====== Given data

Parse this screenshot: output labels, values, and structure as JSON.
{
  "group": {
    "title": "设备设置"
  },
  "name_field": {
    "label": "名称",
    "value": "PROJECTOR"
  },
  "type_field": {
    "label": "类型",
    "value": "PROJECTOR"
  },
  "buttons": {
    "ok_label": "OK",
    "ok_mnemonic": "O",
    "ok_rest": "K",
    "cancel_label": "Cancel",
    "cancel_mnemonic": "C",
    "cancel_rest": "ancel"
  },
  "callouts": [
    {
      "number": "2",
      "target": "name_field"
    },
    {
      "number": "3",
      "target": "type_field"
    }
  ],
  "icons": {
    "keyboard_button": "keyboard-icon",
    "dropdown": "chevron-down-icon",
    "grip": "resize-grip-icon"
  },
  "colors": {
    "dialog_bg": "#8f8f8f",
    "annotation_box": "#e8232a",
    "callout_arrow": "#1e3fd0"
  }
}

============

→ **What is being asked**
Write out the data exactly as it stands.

→ **Your solution**
Parse this screenshot: output labels, values, and structure as JSON.
{
  "group": {
    "title": "设备设置"
  },
  "name_field": {
    "label": "名称",
    "value": "PROJECTOR"
  },
  "type_field": {
    "label": "类型",
    "value": "PROJECTOR"
  },
  "buttons": {
    "ok_label": "OK",
    "ok_mnemonic": "O",
    "ok_rest": "K",
    "cancel_label": "Cancel",
    "cancel_mnemonic": "C",
    "cancel_rest": "ancel"
  },
  "callouts": [
    {
      "number": "2",
      "target": "name_field"
    },
    {
      "number": "3",
      "target": "type_field"
    }
  ],
  "icons": {
    "keyboard_button": "keyboard-icon",
    "dropdown": "chevron-down-icon",
    "grip": "resize-grip-icon"
  },
  "colors": {
    "dialog_bg": "#8f8f8f",
    "annotation_box": "#e8232a",
    "callout_arrow": "#1e3fd0"
  }
}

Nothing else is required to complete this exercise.